Not to be confused with a Statement of Compliance (required as part of a subdivision), the Victorian Civil and Administrative Tribunal (VCAT) as previously noted (in Studley Street Developments Pty Ltd v Yarra CC  VCAT 1762) that ‘Certificates of Compliance’ are:
Regular readers will be familiar with the fact that if a Cultural Heritage Management Plans (CHMP) is required as part of a planning permit application, the statutory clock doesn’t start until such time the approved CHMP is supplied.
Only for the brave: Council refuses to support a planning permit application, then amends its position to support the application, then seeks to argue for the application to be refused, is then forced to support the application – but in the end the permit is refused and the permit applicant left to ponder how this ‘whole-planning-thing’ works.
Over the past few months there have been a number of Red Dot decisions relating to changes to planning provisions that occur prior to a VCAT hearing, which will be of interest to readers.
The Planning and Environment Amendment (Objectors Review Timing) Regulations 2018 came into effect on 1 July 2018. This amendment standardises the time in which an objector to a planning permit application can apply for review to VCAT (i.e. appeal) against Council’s intention (NOD) to grant a permit.
Does a fire causing significant damage to heritage buildings undermine the ability of the Tribunal to hear an Application for Review lodged prior to the fire?
Regular readers and applicants will be aware of Section 115CA of the VCAT Act, introduced in 2014. Section 115CA provides that the VCAT application fee for a permit applicant’s appeal against ‘failure-to-determine’ (within the 60 day statutory timeframe) is required to be reimbursed by Counci
Clause 1 regularly represents clients at VCAT and, since the introduction of Daily Hearing Fees we have been concerned with the potential for significant and unreasonable additional costs to permit applicants.
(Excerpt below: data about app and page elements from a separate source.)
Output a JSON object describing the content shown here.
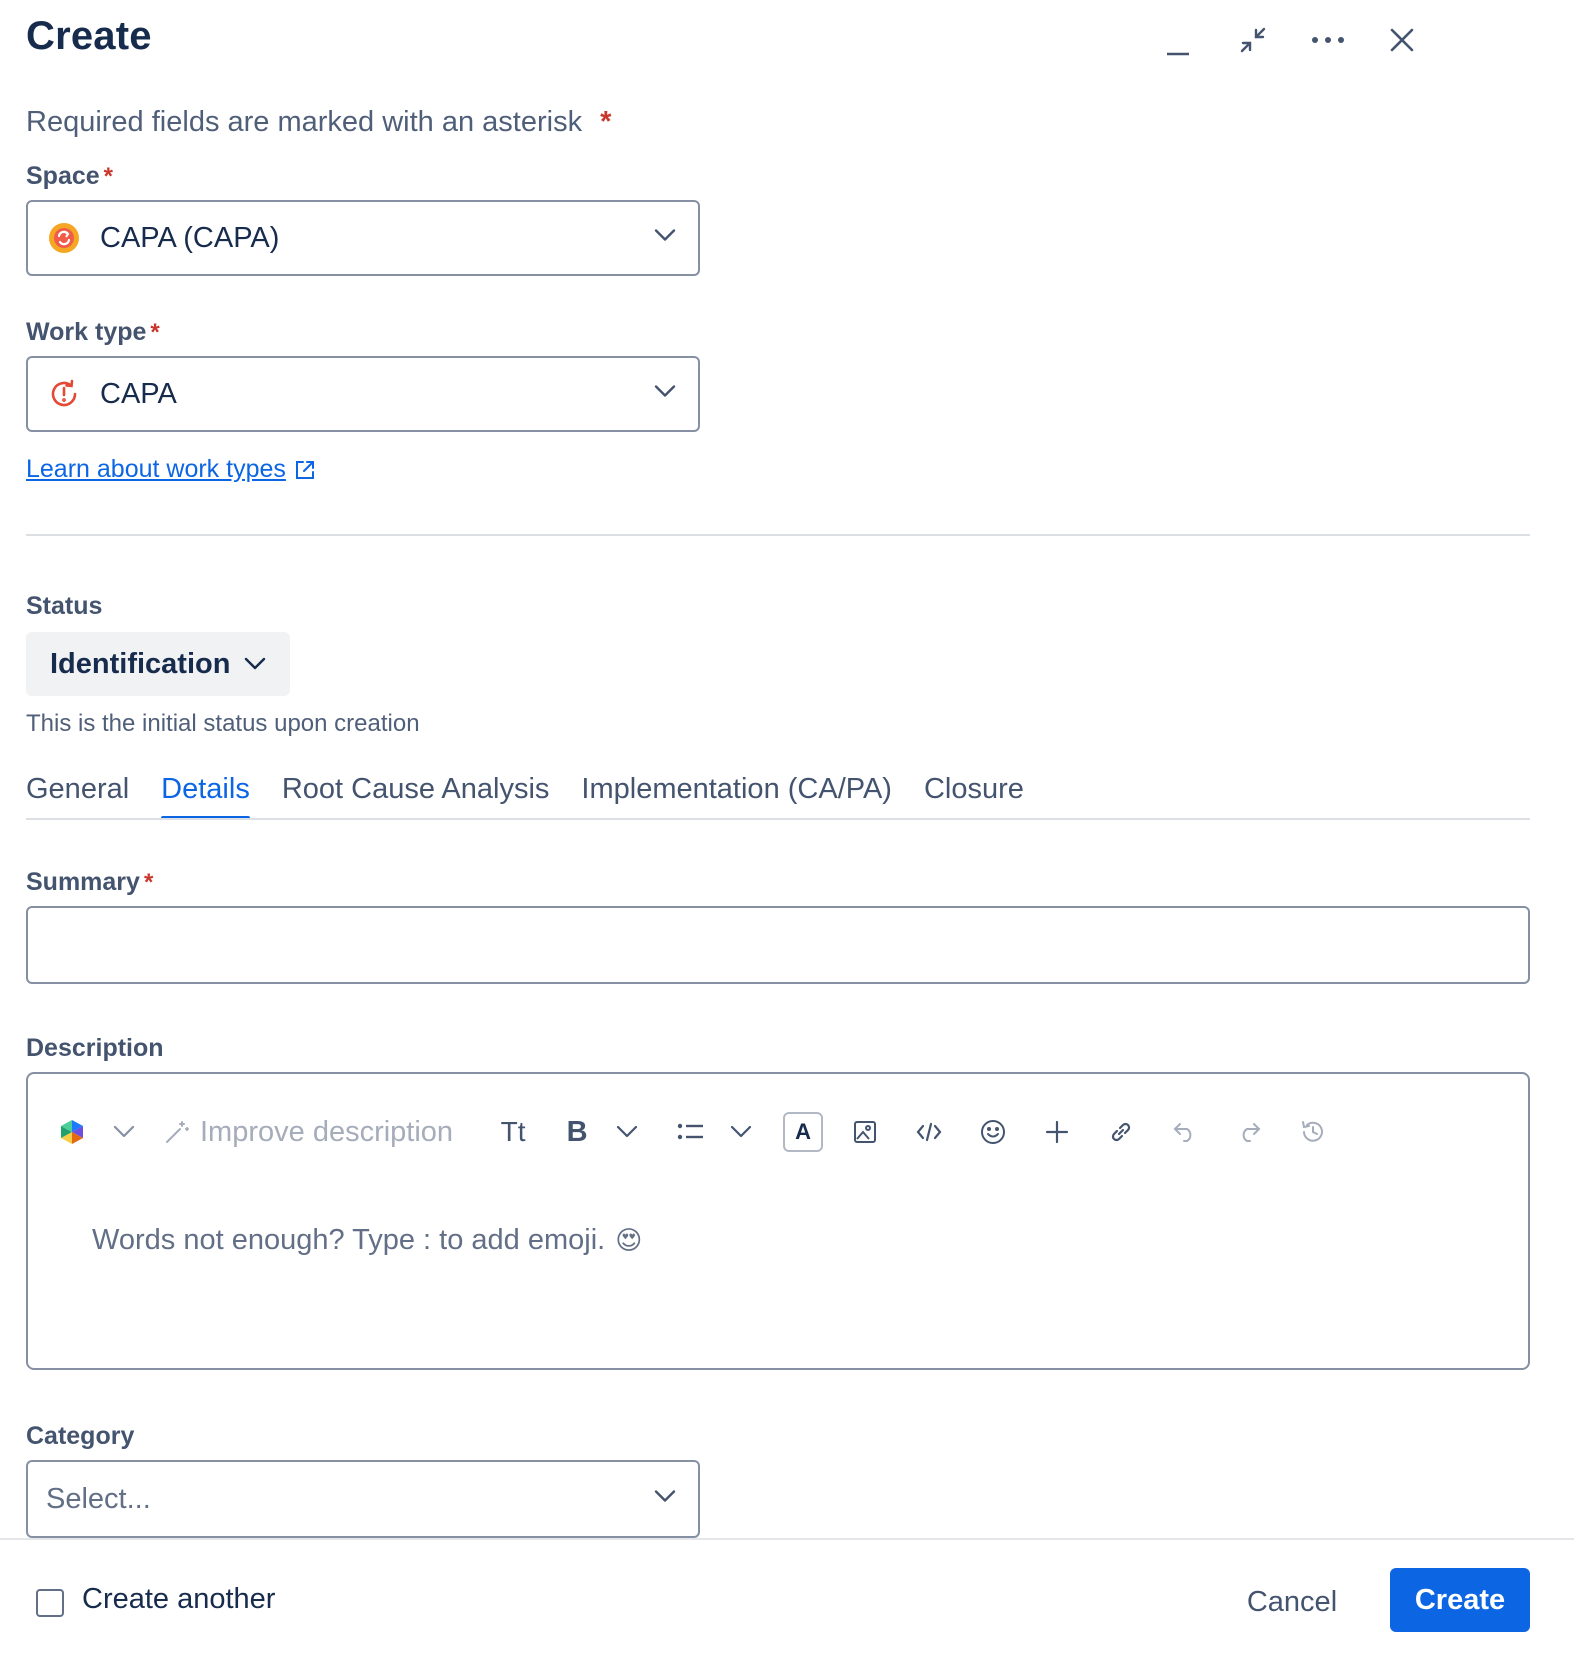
{
  "header": {
    "title": "Create",
    "minimize_icon": "minimize-icon",
    "collapse_icon": "collapse-icon",
    "more_icon": "more-icon",
    "close_icon": "close-icon"
  },
  "required_note": {
    "text": "Required fields are marked with an asterisk",
    "asterisk": "*"
  },
  "space": {
    "label": "Space",
    "required": "*",
    "value": "CAPA (CAPA)",
    "icon": "capa-space-icon"
  },
  "work_type": {
    "label": "Work type",
    "required": "*",
    "value": "CAPA",
    "icon": "capa-alert-icon",
    "learn_link": "Learn about work types"
  },
  "status": {
    "label": "Status",
    "value": "Identification",
    "hint": "This is the initial status upon creation"
  },
  "tabs": [
    {
      "label": "General",
      "active": false
    },
    {
      "label": "Details",
      "active": true
    },
    {
      "label": "Root Cause Analysis",
      "active": false
    },
    {
      "label": "Implementation (CA/PA)",
      "active": false
    },
    {
      "label": "Closure",
      "active": false
    }
  ],
  "summary": {
    "label": "Summary",
    "required": "*",
    "value": ""
  },
  "description": {
    "label": "Description",
    "toolbar": {
      "improve": "Improve description",
      "text_style": "Tt",
      "bold": "B",
      "text_color": "A"
    },
    "placeholder": "Words not enough? Type : to add emoji.",
    "emoji": "😍"
  },
  "category": {
    "label": "Category",
    "placeholder": "Select..."
  },
  "footer": {
    "create_another": "Create another",
    "cancel": "Cancel",
    "create": "Create"
  },
  "colors": {
    "primary": "#0c66e4",
    "required": "#c9372c",
    "border": "#8590a2"
  }
}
Daily Hearing Fees are payable for each day (or part thereof) the Tribunal sits in hearing a matter. Generally, the fees vary between approximately $350 – $3400 per day, depending on the type of case and type of applicant.
A recent VCAT case, Chin v Boroondara CC  VCAT 521, looked at the issue of exemptions from third party notification and review rights and provides a timely reassurance that these exemptions must be upheld.